[Stored dataset items]
* * *
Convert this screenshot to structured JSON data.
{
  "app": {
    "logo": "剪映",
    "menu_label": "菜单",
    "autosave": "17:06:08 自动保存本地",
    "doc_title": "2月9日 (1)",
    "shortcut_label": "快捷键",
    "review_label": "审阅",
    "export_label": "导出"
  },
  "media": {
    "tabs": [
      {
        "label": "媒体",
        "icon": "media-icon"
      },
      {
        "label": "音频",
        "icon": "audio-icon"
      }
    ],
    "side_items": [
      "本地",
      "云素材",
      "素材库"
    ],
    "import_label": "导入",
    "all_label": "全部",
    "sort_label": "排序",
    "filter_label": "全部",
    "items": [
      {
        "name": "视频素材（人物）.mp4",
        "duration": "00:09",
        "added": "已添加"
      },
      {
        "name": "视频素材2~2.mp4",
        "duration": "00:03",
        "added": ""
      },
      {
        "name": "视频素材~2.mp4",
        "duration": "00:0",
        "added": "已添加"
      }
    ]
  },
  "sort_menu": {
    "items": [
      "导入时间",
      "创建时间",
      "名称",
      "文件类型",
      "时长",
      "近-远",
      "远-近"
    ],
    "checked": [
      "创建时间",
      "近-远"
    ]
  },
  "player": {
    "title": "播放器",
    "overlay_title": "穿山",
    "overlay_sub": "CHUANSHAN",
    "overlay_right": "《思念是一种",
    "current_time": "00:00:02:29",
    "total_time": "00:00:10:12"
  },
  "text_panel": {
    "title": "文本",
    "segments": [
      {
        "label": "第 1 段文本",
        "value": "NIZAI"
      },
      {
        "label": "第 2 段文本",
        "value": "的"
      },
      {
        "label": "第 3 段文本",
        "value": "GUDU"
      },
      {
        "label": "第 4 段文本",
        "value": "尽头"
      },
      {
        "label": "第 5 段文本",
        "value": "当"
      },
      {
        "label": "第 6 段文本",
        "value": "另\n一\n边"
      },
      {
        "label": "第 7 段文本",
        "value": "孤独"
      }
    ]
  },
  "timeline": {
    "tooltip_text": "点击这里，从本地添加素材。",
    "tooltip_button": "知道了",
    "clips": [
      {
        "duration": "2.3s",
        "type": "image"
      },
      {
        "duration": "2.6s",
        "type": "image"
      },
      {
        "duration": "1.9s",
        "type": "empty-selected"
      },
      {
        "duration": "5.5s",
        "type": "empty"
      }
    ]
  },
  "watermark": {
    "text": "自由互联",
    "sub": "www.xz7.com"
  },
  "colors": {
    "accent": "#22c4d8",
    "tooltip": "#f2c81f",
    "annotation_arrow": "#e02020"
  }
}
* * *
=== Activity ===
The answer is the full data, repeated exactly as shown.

=== Exercise response ===
Convert this screenshot to structured JSON data.
{
  "app": {
    "logo": "剪映",
    "menu_label": "菜单",
    "autosave": "17:06:08 自动保存本地",
    "doc_title": "2月9日 (1)",
    "shortcut_label": "快捷键",
    "review_label": "审阅",
    "export_label": "导出"
  },
  "media": {
    "tabs": [
      {
        "label": "媒体",
        "icon": "media-icon"
      },
      {
        "label": "音频",
        "icon": "audio-icon"
      }
    ],
    "side_items": [
      "本地",
      "云素材",
      "素材库"
    ],
    "import_label": "导入",
    "all_label": "全部",
    "sort_label": "排序",
    "filter_label": "全部",
    "items": [
      {
        "name": "视频素材（人物）.mp4",
        "duration": "00:09",
        "added": "已添加"
      },
      {
        "name": "视频素材2~2.mp4",
        "duration": "00:03",
        "added": ""
      },
      {
        "name": "视频素材~2.mp4",
        "duration": "00:0",
        "added": "已添加"
      }
    ]
  },
  "sort_menu": {
    "items": [
      "导入时间",
      "创建时间",
      "名称",
      "文件类型",
      "时长",
      "近-远",
      "远-近"
    ],
    "checked": [
      "创建时间",
      "近-远"
    ]
  },
  "player": {
    "title": "播放器",
    "overlay_title": "穿山",
    "overlay_sub": "CHUANSHAN",
    "overlay_right": "《思念是一种",
    "current_time": "00:00:02:29",
    "total_time": "00:00:10:12"
  },
  "text_panel": {
    "title": "文本",
    "segments": [
      {
        "label": "第 1 段文本",
        "value": "NIZAI"
      },
      {
        "label": "第 2 段文本",
        "value": "的"
      },
      {
        "label": "第 3 段文本",
        "value": "GUDU"
      },
      {
        "label": "第 4 段文本",
        "value": "尽头"
      },
      {
        "label": "第 5 段文本",
        "value": "当"
      },
      {
        "label": "第 6 段文本",
        "value": "另\n一\n边"
      },
      {
        "label": "第 7 段文本",
        "value": "孤独"
      }
    ]
  },
  "timeline": {
    "tooltip_text": "点击这里，从本地添加素材。",
    "tooltip_button": "知道了",
    "clips": [
      {
        "duration": "2.3s",
        "type": "image"
      },
      {
        "duration": "2.6s",
        "type": "image"
      },
      {
        "duration": "1.9s",
        "type": "empty-selected"
      },
      {
        "duration": "5.5s",
        "type": "empty"
      }
    ]
  },
  "watermark": {
    "text": "自由互联",
    "sub": "www.xz7.com"
  },
  "colors": {
    "accent": "#22c4d8",
    "tooltip": "#f2c81f",
    "annotation_arrow": "#e02020"
  }
}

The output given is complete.